I think I just threw up a little in my mouth. No, literally, I think I did. Not even the seven layers of scarf around my mouth and nose can mask this kind of eye-watering stench. It is like nothing I have ever smelled before. Far beyond the regular Indian stink of urine soaked trash, this new smell is somewhere between rotting diaper and eggy sewage, a hint of sticky curry-perspiration and a definite undertone of animal. Not the live kind.
My husband and I are coughing into one another’s shoulders, gasping into days-unwashed sleeves for a whiff of even half-fresh air and yet our rickshaw driver doesn’t even seem phased. His round, grinning head just nods slightly to the putter putter of his bicycle wheels as he squints back at us with a happy smirk and an “Ah, yes, welcome, welcome, Agra verrrry beautiful!”
No its not!
My initial thought was to spend a few days in Agra. Sipping Chai from a rooftop café, playing endless rounds of lazy backgammon with my husband and I’d get around to the Taj whenever I got around to it. But its 7:30 am on our day of arrival and after ten minutes of being here all I can think about is leaving. But first we kind of have to see the sights, after all we’ve come this far. We make a mad dash.
Cambodia’s Angkor Watt, or because long ago I devoted some serious adolescent energy to climbing 200-something stairs to the top of the Temple of the Sun at Teotihuacan in Mexico. Or perhaps it’s the Fifty-dollars it has cost us to get in (more than we would normally spend in three days) but for me the Taj is astoundingly unimpressive.
Don’t get me wrong, it’s a beautiful building but it’s just that, a building.
As the gates open we are ushered through from the foul, sullied streets of a crumbling Indian town to a pristinely surreal world of cold marble and golf-green like lawns. It’s an oddly disquieting sensation, though I do relish the momentary relief from odors unknown.
It appears that people really only come to the Taj for one reason. The photograph. The majority of the foot traffic on the grounds is concentrated on the area just inside the second gate, a small bench overlooking the long walkway, on which Princess Diana was famously photographed. Lines form and tourists eagerly await their turn to strike a pose, finger atop the Taj’s bald dome in an unimaginative play on perspective.
Heading to the back of the compound we encounter one of India’s many filthy rivers and the stink returns. Looking over the exterior walls of the Taj grounds we watch thick black tar-water oozing by. A dead dog here, a floating rat there. I can’t help but recall the photograph a friend recently showed me from his last trip to India, taken from this very spot. In it a small dog attempts to drag the bloated corpse of a rotting man from the river’s inky shallows.

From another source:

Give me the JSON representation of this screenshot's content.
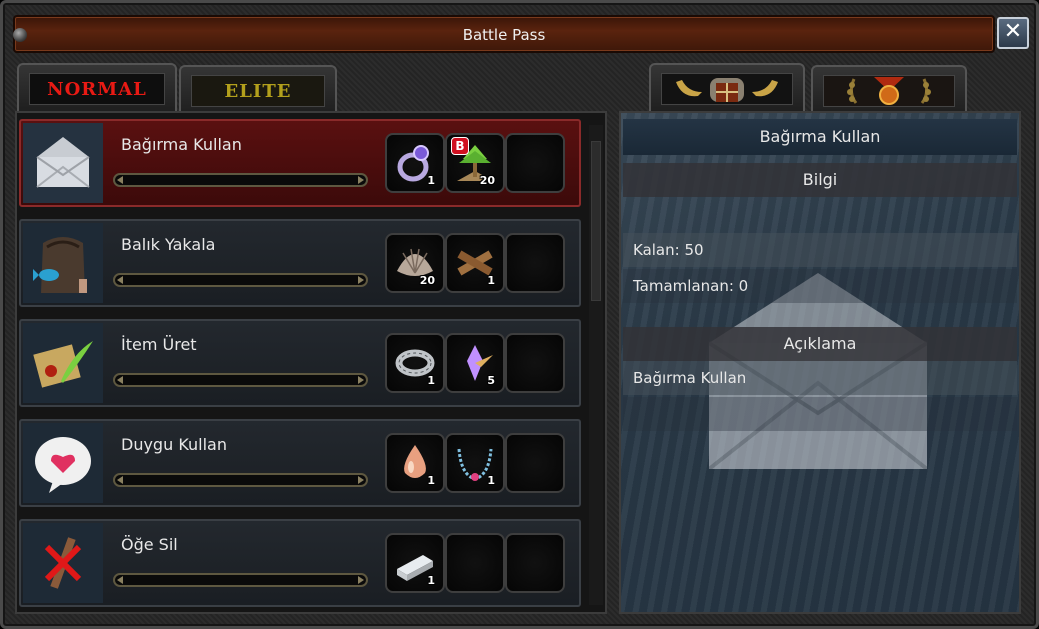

After an hour or so of sliding on socked feet across the shiny marble floors and taking photographs from every angle possible, my husband and I loose interest in this over-hyped world wonder and go for lunch.